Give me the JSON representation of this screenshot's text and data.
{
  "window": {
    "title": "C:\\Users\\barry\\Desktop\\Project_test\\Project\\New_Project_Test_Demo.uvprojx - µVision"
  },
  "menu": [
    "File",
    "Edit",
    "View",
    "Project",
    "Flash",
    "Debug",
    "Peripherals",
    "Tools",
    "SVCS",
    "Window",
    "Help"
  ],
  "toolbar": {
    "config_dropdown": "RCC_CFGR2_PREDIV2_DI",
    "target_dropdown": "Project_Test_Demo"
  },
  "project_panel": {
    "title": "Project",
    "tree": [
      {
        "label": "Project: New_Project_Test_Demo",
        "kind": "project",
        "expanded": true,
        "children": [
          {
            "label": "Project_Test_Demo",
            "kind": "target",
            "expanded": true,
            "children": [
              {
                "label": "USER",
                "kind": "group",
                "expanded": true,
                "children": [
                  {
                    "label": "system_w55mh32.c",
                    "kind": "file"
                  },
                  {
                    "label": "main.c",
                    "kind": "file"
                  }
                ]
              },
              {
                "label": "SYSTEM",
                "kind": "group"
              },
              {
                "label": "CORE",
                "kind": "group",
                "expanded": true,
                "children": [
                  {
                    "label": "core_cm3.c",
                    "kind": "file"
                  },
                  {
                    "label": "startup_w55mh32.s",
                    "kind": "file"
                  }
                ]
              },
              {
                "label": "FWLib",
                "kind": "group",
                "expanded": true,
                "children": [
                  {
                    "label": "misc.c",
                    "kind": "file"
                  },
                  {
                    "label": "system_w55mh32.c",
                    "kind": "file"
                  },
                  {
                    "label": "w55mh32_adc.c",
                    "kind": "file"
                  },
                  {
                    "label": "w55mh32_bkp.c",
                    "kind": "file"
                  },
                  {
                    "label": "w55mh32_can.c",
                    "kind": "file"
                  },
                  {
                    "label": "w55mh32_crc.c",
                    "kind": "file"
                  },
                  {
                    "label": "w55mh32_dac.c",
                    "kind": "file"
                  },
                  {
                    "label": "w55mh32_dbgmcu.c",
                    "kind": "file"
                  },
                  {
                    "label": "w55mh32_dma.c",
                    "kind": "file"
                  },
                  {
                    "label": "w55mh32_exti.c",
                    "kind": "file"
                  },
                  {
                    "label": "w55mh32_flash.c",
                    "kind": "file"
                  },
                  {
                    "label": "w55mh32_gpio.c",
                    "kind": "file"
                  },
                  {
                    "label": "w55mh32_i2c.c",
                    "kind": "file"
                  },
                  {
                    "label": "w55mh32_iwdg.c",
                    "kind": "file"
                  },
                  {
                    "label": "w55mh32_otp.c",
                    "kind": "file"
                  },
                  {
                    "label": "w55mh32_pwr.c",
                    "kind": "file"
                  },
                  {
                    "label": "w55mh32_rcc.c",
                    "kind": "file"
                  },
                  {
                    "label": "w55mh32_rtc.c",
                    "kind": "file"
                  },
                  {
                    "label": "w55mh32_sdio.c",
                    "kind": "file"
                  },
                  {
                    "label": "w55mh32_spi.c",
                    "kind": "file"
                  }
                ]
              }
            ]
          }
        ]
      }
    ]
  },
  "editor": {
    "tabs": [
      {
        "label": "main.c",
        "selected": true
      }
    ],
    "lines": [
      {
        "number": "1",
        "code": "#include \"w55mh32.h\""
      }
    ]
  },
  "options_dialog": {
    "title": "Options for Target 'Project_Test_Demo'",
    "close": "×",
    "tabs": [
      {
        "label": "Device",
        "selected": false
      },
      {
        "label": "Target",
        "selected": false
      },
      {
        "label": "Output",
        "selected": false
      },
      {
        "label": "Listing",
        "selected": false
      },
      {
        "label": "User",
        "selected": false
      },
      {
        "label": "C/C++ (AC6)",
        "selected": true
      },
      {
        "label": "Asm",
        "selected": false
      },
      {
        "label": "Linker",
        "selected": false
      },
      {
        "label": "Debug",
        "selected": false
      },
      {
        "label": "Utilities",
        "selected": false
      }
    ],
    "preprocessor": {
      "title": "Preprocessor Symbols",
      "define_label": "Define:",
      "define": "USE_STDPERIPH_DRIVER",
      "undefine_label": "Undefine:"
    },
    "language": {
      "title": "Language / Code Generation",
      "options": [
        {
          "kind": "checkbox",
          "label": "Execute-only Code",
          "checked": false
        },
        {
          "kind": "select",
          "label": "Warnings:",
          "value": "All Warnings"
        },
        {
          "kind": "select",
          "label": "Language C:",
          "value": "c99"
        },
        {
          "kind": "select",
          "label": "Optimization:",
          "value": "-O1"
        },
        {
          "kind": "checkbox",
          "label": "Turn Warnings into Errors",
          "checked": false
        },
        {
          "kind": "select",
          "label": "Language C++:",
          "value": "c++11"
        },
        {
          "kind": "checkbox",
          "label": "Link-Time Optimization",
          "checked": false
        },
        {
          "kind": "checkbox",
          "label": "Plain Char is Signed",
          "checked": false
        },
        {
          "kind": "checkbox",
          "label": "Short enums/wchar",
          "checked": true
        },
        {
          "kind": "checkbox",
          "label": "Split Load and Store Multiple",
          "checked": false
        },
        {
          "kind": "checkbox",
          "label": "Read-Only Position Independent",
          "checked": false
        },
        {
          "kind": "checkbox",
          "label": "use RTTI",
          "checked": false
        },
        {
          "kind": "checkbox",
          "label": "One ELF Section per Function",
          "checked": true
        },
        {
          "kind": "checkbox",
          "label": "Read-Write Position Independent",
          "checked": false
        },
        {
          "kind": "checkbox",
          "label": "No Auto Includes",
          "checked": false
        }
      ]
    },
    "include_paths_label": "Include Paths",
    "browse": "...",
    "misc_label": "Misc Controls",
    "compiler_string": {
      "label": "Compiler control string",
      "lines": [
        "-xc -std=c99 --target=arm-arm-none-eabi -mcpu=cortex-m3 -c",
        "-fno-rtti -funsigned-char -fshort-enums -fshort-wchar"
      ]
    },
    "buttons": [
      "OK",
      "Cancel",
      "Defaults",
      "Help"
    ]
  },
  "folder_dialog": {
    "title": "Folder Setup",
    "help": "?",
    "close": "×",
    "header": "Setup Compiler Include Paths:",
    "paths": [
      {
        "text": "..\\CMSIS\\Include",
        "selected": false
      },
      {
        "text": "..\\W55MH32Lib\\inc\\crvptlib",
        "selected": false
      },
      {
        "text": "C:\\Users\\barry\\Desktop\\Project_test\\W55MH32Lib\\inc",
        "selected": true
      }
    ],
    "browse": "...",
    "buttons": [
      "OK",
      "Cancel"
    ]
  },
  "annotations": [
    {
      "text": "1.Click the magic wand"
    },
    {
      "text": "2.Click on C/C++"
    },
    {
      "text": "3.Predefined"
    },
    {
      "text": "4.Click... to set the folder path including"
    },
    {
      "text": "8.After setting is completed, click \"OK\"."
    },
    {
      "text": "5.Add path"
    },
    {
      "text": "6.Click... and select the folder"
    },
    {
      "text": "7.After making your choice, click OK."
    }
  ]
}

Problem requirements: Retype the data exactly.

Task output:
Give me the JSON representation of this screenshot's text and data.
{
  "window": {
    "title": "C:\\Users\\barry\\Desktop\\Project_test\\Project\\New_Project_Test_Demo.uvprojx - µVision"
  },
  "menu": [
    "File",
    "Edit",
    "View",
    "Project",
    "Flash",
    "Debug",
    "Peripherals",
    "Tools",
    "SVCS",
    "Window",
    "Help"
  ],
  "toolbar": {
    "config_dropdown": "RCC_CFGR2_PREDIV2_DI",
    "target_dropdown": "Project_Test_Demo"
  },
  "project_panel": {
    "title": "Project",
    "tree": [
      {
        "label": "Project: New_Project_Test_Demo",
        "kind": "project",
        "expanded": true,
        "children": [
          {
            "label": "Project_Test_Demo",
            "kind": "target",
            "expanded": true,
            "children": [
              {
                "label": "USER",
                "kind": "group",
                "expanded": true,
                "children": [
                  {
                    "label": "system_w55mh32.c",
                    "kind": "file"
                  },
                  {
                    "label": "main.c",
                    "kind": "file"
                  }
                ]
              },
              {
                "label": "SYSTEM",
                "kind": "group"
              },
              {
                "label": "CORE",
                "kind": "group",
                "expanded": true,
                "children": [
                  {
                    "label": "core_cm3.c",
                    "kind": "file"
                  },
                  {
                    "label": "startup_w55mh32.s",
                    "kind": "file"
                  }
                ]
              },
              {
                "label": "FWLib",
                "kind": "group",
                "expanded": true,
                "children": [
                  {
                    "label": "misc.c",
                    "kind": "file"
                  },
                  {
                    "label": "system_w55mh32.c",
                    "kind": "file"
                  },
                  {
                    "label": "w55mh32_adc.c",
                    "kind": "file"
                  },
                  {
                    "label": "w55mh32_bkp.c",
                    "kind": "file"
                  },
                  {
                    "label": "w55mh32_can.c",
                    "kind": "file"
                  },
                  {
                    "label": "w55mh32_crc.c",
                    "kind": "file"
                  },
                  {
                    "label": "w55mh32_dac.c",
                    "kind": "file"
                  },
                  {
                    "label": "w55mh32_dbgmcu.c",
                    "kind": "file"
                  },
                  {
                    "label": "w55mh32_dma.c",
                    "kind": "file"
                  },
                  {
                    "label": "w55mh32_exti.c",
                    "kind": "file"
                  },
                  {
                    "label": "w55mh32_flash.c",
                    "kind": "file"
                  },
                  {
                    "label": "w55mh32_gpio.c",
                    "kind": "file"
                  },
                  {
                    "label": "w55mh32_i2c.c",
                    "kind": "file"
                  },
                  {
                    "label": "w55mh32_iwdg.c",
                    "kind": "file"
                  },
                  {
                    "label": "w55mh32_otp.c",
                    "kind": "file"
                  },
                  {
                    "label": "w55mh32_pwr.c",
                    "kind": "file"
                  },
                  {
                    "label": "w55mh32_rcc.c",
                    "kind": "file"
                  },
                  {
                    "label": "w55mh32_rtc.c",
                    "kind": "file"
                  },
                  {
                    "label": "w55mh32_sdio.c",
                    "kind": "file"
                  },
                  {
                    "label": "w55mh32_spi.c",
                    "kind": "file"
                  }
                ]
              }
            ]
          }
        ]
      }
    ]
  },
  "editor": {
    "tabs": [
      {
        "label": "main.c",
        "selected": true
      }
    ],
    "lines": [
      {
        "number": "1",
        "code": "#include \"w55mh32.h\""
      }
    ]
  },
  "options_dialog": {
    "title": "Options for Target 'Project_Test_Demo'",
    "close": "×",
    "tabs": [
      {
        "label": "Device",
        "selected": false
      },
      {
        "label": "Target",
        "selected": false
      },
      {
        "label": "Output",
        "selected": false
      },
      {
        "label": "Listing",
        "selected": false
      },
      {
        "label": "User",
        "selected": false
      },
      {
        "label": "C/C++ (AC6)",
        "selected": true
      },
      {
        "label": "Asm",
        "selected": false
      },
      {
        "label": "Linker",
        "selected": false
      },
      {
        "label": "Debug",
        "selected": false
      },
      {
        "label": "Utilities",
        "selected": false
      }
    ],
    "preprocessor": {
      "title": "Preprocessor Symbols",
      "define_label": "Define:",
      "define": "USE_STDPERIPH_DRIVER",
      "undefine_label": "Undefine:"
    },
    "language": {
      "title": "Language / Code Generation",
      "options": [
        {
          "kind": "checkbox",
          "label": "Execute-only Code",
          "checked": false
        },
        {
          "kind": "select",
          "label": "Warnings:",
          "value": "All Warnings"
        },
        {
          "kind": "select",
          "label": "Language C:",
          "value": "c99"
        },
        {
          "kind": "select",
          "label": "Optimization:",
          "value": "-O1"
        },
        {
          "kind": "checkbox",
          "label": "Turn Warnings into Errors",
          "checked": false
        },
        {
          "kind": "select",
          "label": "Language C++:",
          "value": "c++11"
        },
        {
          "kind": "checkbox",
          "label": "Link-Time Optimization",
          "checked": false
        },
        {
          "kind": "checkbox",
          "label": "Plain Char is Signed",
          "checked": false
        },
        {
          "kind": "checkbox",
          "label": "Short enums/wchar",
          "checked": true
        },
        {
          "kind": "checkbox",
          "label": "Split Load and Store Multiple",
          "checked": false
        },
        {
          "kind": "checkbox",
          "label": "Read-Only Position Independent",
          "checked": false
        },
        {
          "kind": "checkbox",
          "label": "use RTTI",
          "checked": false
        },
        {
          "kind": "checkbox",
          "label": "One ELF Section per Function",
          "checked": true
        },
        {
          "kind": "checkbox",
          "label": "Read-Write Position Independent",
          "checked": false
        },
        {
          "kind": "checkbox",
          "label": "No Auto Includes",
          "checked": false
        }
      ]
    },
    "include_paths_label": "Include Paths",
    "browse": "...",
    "misc_label": "Misc Controls",
    "compiler_string": {
      "label": "Compiler control string",
      "lines": [
        "-xc -std=c99 --target=arm-arm-none-eabi -mcpu=cortex-m3 -c",
        "-fno-rtti -funsigned-char -fshort-enums -fshort-wchar"
      ]
    },
    "buttons": [
      "OK",
      "Cancel",
      "Defaults",
      "Help"
    ]
  },
  "folder_dialog": {
    "title": "Folder Setup",
    "help": "?",
    "close": "×",
    "header": "Setup Compiler Include Paths:",
    "paths": [
      {
        "text": "..\\CMSIS\\Include",
        "selected": false
      },
      {
        "text": "..\\W55MH32Lib\\inc\\crvptlib",
        "selected": false
      },
      {
        "text": "C:\\Users\\barry\\Desktop\\Project_test\\W55MH32Lib\\inc",
        "selected": true
      }
    ],
    "browse": "...",
    "buttons": [
      "OK",
      "Cancel"
    ]
  },
  "annotations": [
    {
      "text": "1.Click the magic wand"
    },
    {
      "text": "2.Click on C/C++"
    },
    {
      "text": "3.Predefined"
    },
    {
      "text": "4.Click... to set the folder path including"
    },
    {
      "text": "8.After setting is completed, click \"OK\"."
    },
    {
      "text": "5.Add path"
    },
    {
      "text": "6.Click... and select the folder"
    },
    {
      "text": "7.After making your choice, click OK."
    }
  ]
}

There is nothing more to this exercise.